"Baseball shouldn't mean this much."
I'm just not sure that I'm ready to go through this again.
Nobody is. And that's the rub. It's the best Red Sox team of my lifetime, a well-rounded machine with quality pitchers and big bats, a good defensive squad with a deep bench, a likable group of guys who care about one another. They deserve the benefit of the doubt, a clean slate with a fan base that won't panic every time something goes wrong. It's just that we can't help it. Last October nearly broke us. You can only heal so much.

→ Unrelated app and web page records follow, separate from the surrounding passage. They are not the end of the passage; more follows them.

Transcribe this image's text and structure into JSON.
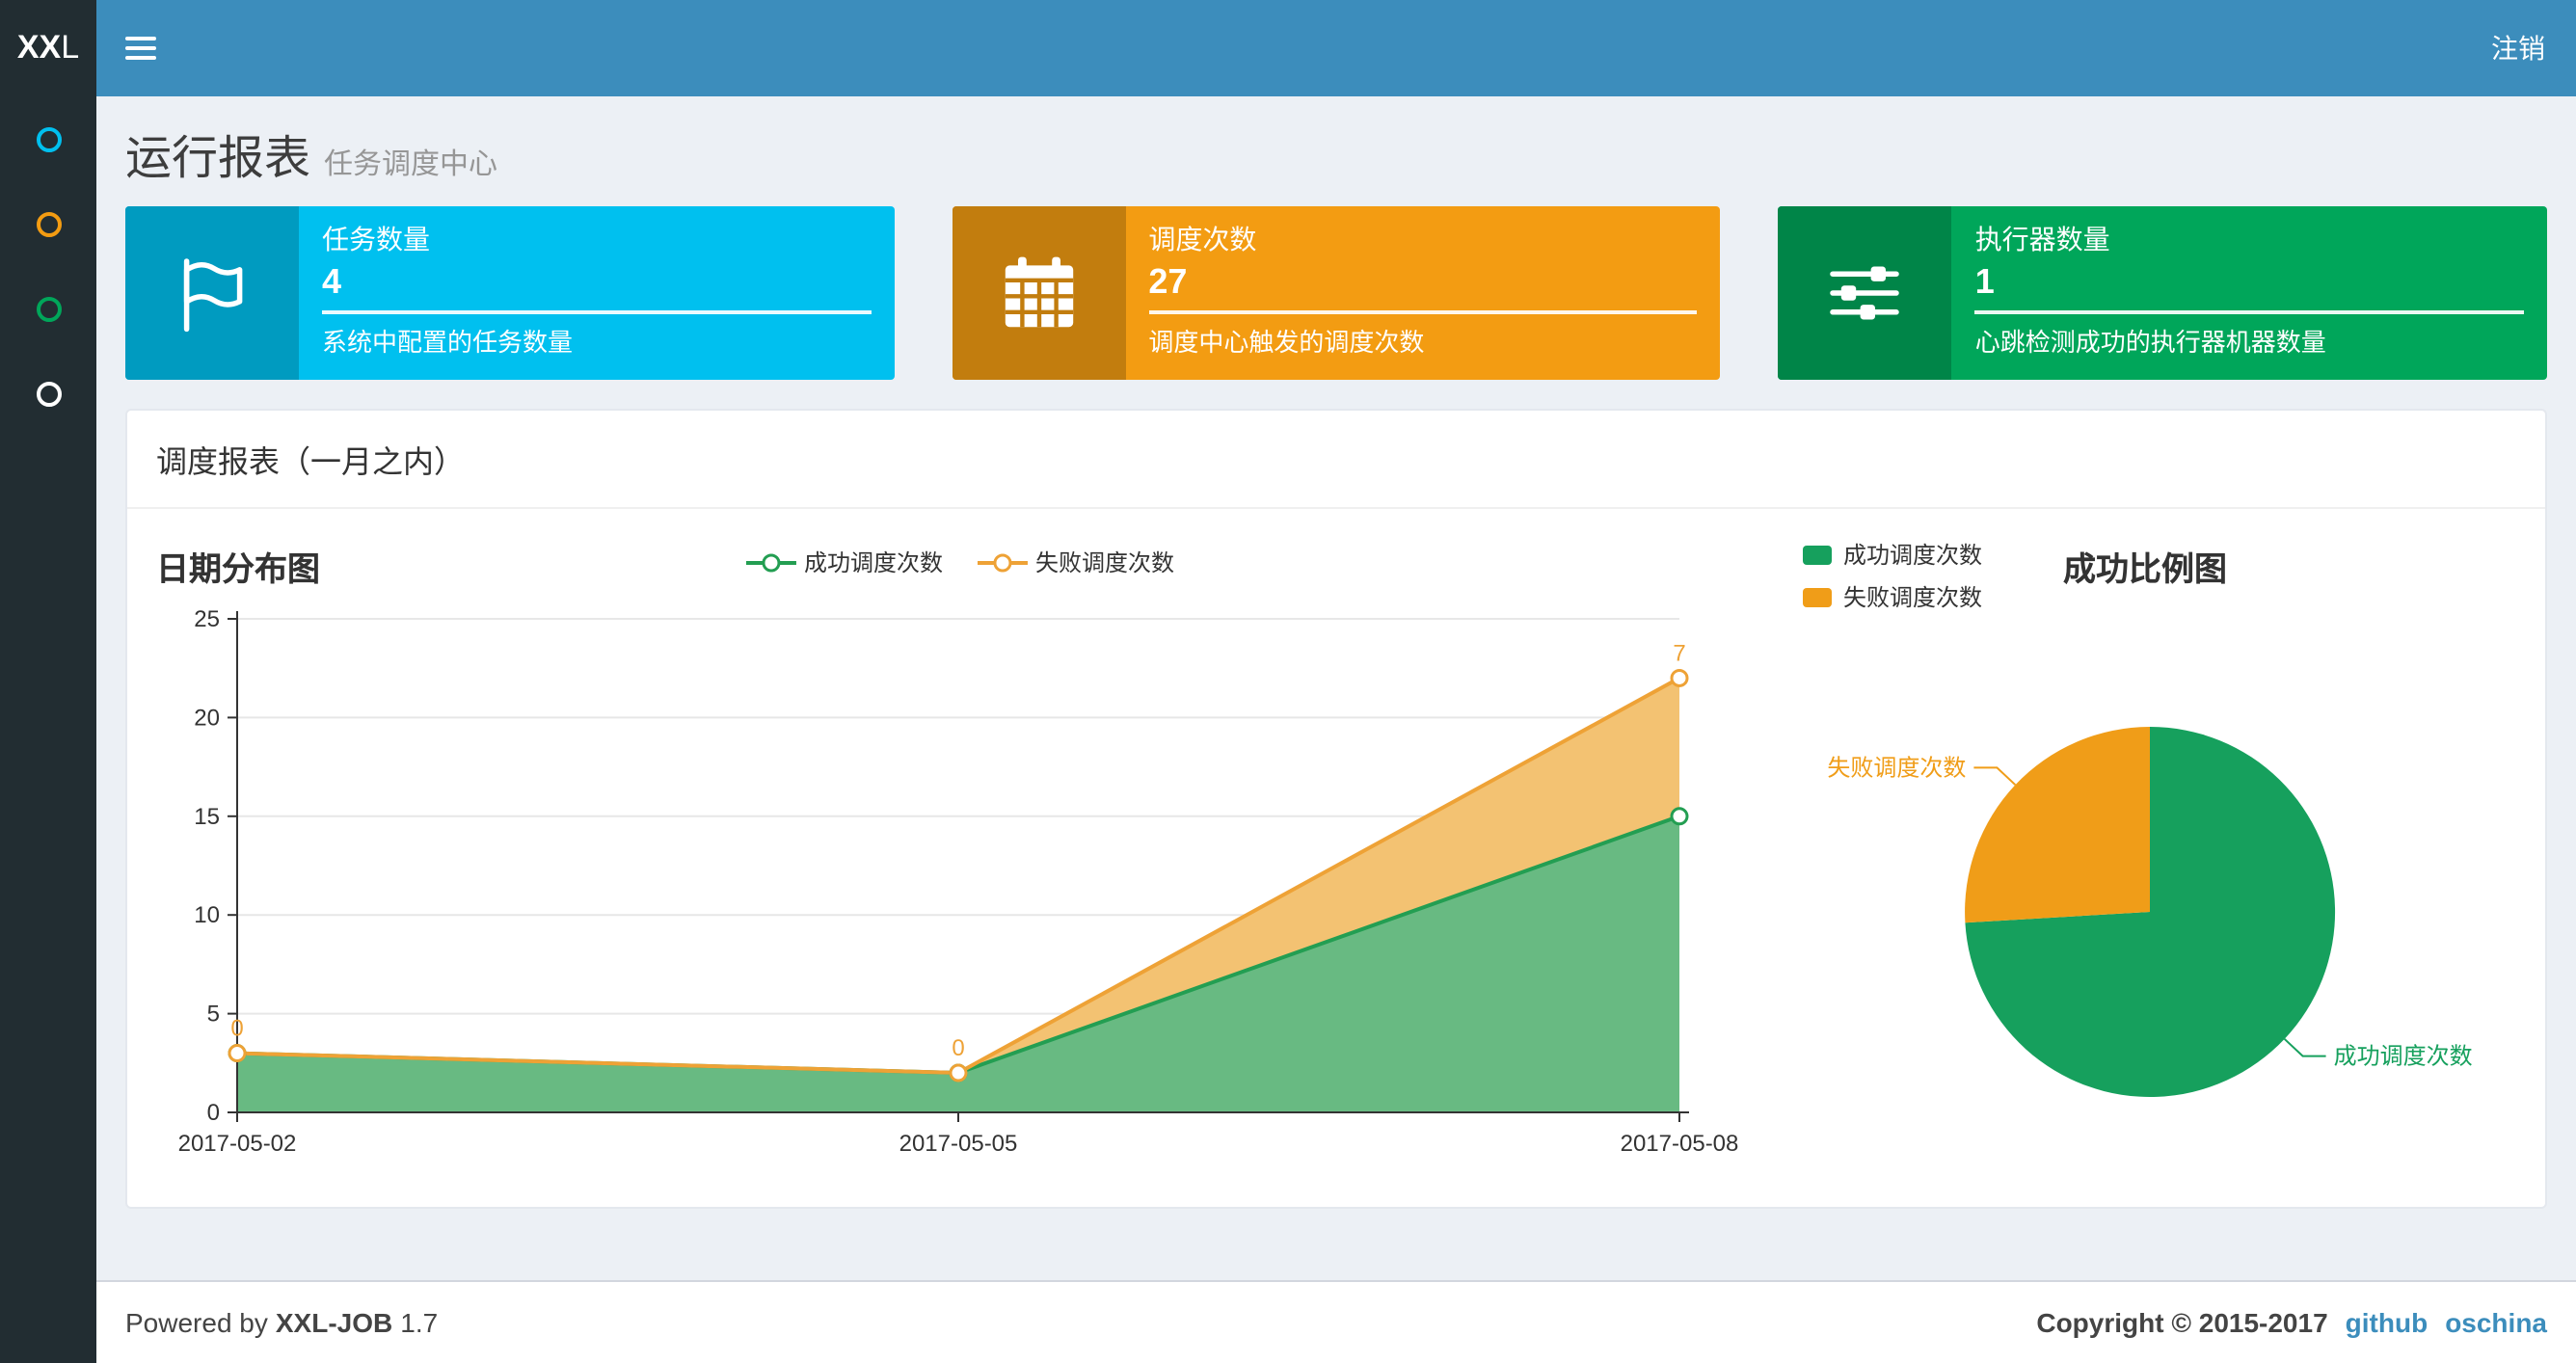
{
  "navbar": {
    "logo_bold": "XX",
    "logo_light": "L",
    "logout": "注销"
  },
  "sidebar": {
    "items": [
      {
        "icon": "circle-icon",
        "color": "#00c0ef"
      },
      {
        "icon": "circle-icon",
        "color": "#f39c12"
      },
      {
        "icon": "circle-icon",
        "color": "#00a65a"
      },
      {
        "icon": "circle-icon",
        "color": "#ffffff"
      }
    ]
  },
  "header": {
    "title": "运行报表",
    "subtitle": "任务调度中心"
  },
  "info_boxes": [
    {
      "title": "任务数量",
      "value": "4",
      "desc": "系统中配置的任务数量",
      "color": "#00c0ef",
      "icon_color": "#009bc0",
      "icon": "flag-icon"
    },
    {
      "title": "调度次数",
      "value": "27",
      "desc": "调度中心触发的调度次数",
      "color": "#f39c12",
      "icon_color": "#c27d0e",
      "icon": "calendar-icon"
    },
    {
      "title": "执行器数量",
      "value": "1",
      "desc": "心跳检测成功的执行器机器数量",
      "color": "#00a65a",
      "icon_color": "#008548",
      "icon": "sliders-icon"
    }
  ],
  "panel": {
    "title": "调度报表（一月之内）"
  },
  "chart_data": [
    {
      "type": "area",
      "title": "日期分布图",
      "stacked": true,
      "x": [
        "2017-05-02",
        "2017-05-05",
        "2017-05-08"
      ],
      "series": [
        {
          "name": "成功调度次数",
          "values": [
            3,
            2,
            15
          ],
          "color": "#239e52",
          "fill": "#68ba82",
          "show_labels": false
        },
        {
          "name": "失败调度次数",
          "values": [
            0,
            0,
            7
          ],
          "color": "#eea236",
          "fill": "#f3c272",
          "show_labels": true
        }
      ],
      "ylim": [
        0,
        25
      ],
      "yticks": [
        0,
        5,
        10,
        15,
        20,
        25
      ],
      "legend": [
        "成功调度次数",
        "失败调度次数"
      ],
      "legend_position": "top",
      "grid": true
    },
    {
      "type": "pie",
      "title": "成功比例图",
      "slices": [
        {
          "name": "成功调度次数",
          "value": 20,
          "color": "#16a05d"
        },
        {
          "name": "失败调度次数",
          "value": 7,
          "color": "#f09d18"
        }
      ],
      "legend": [
        "成功调度次数",
        "失败调度次数"
      ],
      "legend_position": "top-left"
    }
  ],
  "footer": {
    "powered_by": "Powered by",
    "app_name": "XXL-JOB",
    "version": "1.7",
    "copyright": "Copyright © 2015-2017",
    "links": [
      {
        "label": "github"
      },
      {
        "label": "oschina"
      }
    ]
  }
}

Maybe enough time hasn't passed yet. I still remember everything about last October, those twelve playoff games unfolding like rounds in a classic boxing match, so many twists and turns that even Harold Lederman couldn't have scored it. I still remember the minutes and hours after that fateful Game 7 in the Bronx, when I called Dad just to make sure he was still breathing. I still remember the following afternoon, when everything hit me at once -- the residual emotions of the past three weeks swelling up like a killer wave, knocking me right on my back -- and I actually had to leave work early. It was too much. Baseball shouldn't mean this much.

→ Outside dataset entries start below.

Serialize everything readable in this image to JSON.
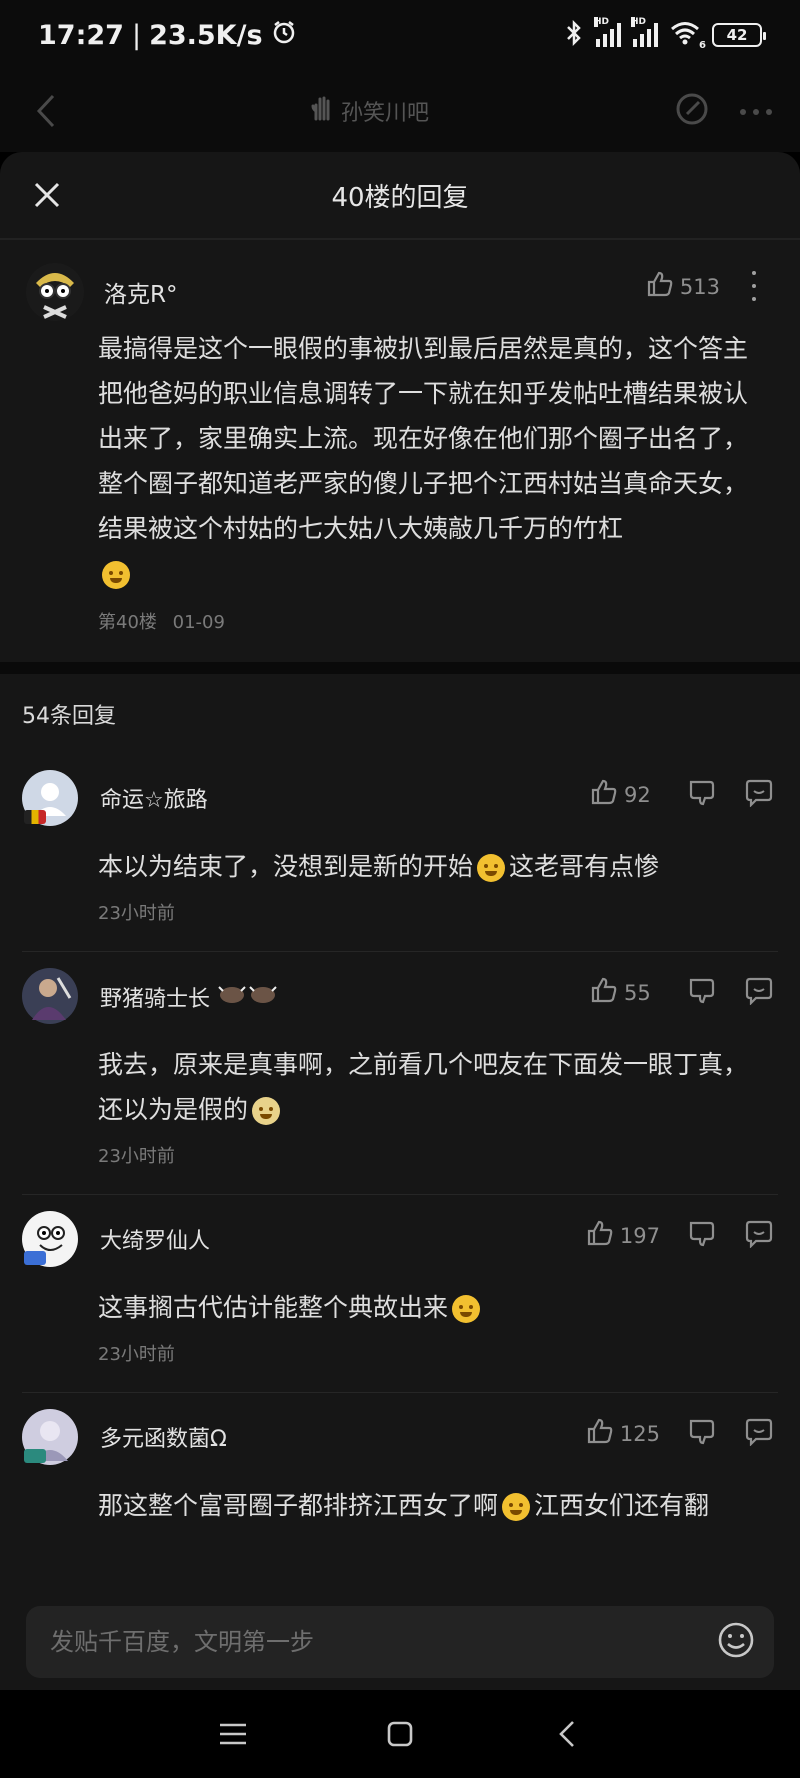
{
  "status_bar": {
    "time": "17:27",
    "net_speed": "23.5K/s",
    "hd1": "HD",
    "hd2": "HD",
    "wifi_sub": "6",
    "battery": "42"
  },
  "nav": {
    "forum_name": "孙笑川吧",
    "icons": [
      "back-chevron-icon",
      "forum-hand-icon",
      "edit-icon",
      "more-dots-icon"
    ]
  },
  "sheet": {
    "title": "40楼的回复"
  },
  "floor_post": {
    "username": "洛克R°",
    "likes": "513",
    "text": "最搞得是这个一眼假的事被扒到最后居然是真的，这个答主把他爸妈的职业信息调转了一下就在知乎发帖吐槽结果被认出来了，家里确实上流。现在好像在他们那个圈子出名了，整个圈子都知道老严家的傻儿子把个江西村姑当真命天女，结果被这个村姑的七大姑八大姨敲几千万的竹杠",
    "floor": "第40楼",
    "date": "01-09"
  },
  "reply_count": "54条回复",
  "replies": [
    {
      "username": "命运☆旅路",
      "likes": "92",
      "text_a": "本以为结束了，没想到是新的开始",
      "text_b": "这老哥有点惨",
      "time": "23小时前"
    },
    {
      "username": "野猪骑士长",
      "likes": "55",
      "text_a": "我去，原来是真事啊，之前看几个吧友在下面发一眼丁真，还以为是假的",
      "text_b": "",
      "time": "23小时前"
    },
    {
      "username": "大绮罗仙人",
      "likes": "197",
      "text_a": "这事搁古代估计能整个典故出来",
      "text_b": "",
      "time": "23小时前"
    },
    {
      "username": "多元函数菌Ω",
      "likes": "125",
      "text_a": "那这整个富哥圈子都排挤江西女了啊",
      "text_b": "江西女们还有翻",
      "time": ""
    }
  ],
  "input": {
    "placeholder": "发贴千百度，文明第一步"
  },
  "colors": {
    "background": "#161616",
    "text": "#dedede",
    "muted": "#7a7a7a",
    "emoji": "#f2c030"
  }
}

A few months passed. I thought I was okay. Last Friday brought everything back. This isn't about a curse, it's about baggage, the way an accumulation of experiences alters your innate reactions. Like every Red Sox fan, I have baggage. Tons of it. Now we're heading into October with another dicey manager. My guard is up. I can't help it. At the same time, I'm going to spend my entire afternoon monitoring that Yankees doubleheader against Minnesota today. Because you never know.

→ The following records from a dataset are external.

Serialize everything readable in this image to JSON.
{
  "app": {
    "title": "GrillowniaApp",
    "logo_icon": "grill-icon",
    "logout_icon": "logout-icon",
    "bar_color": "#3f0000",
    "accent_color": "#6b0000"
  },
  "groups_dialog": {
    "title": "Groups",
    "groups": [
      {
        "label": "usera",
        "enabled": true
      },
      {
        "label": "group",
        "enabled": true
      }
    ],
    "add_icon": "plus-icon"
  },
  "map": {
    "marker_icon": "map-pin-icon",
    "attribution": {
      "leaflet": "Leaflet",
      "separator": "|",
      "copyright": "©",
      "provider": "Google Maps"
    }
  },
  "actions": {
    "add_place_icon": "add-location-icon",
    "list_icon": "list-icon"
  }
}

Everything has changed. Nothing has changed. I don't want to go through this again. I can't live without it. I'm not sure I can handle it. I couldn't imagine any other way.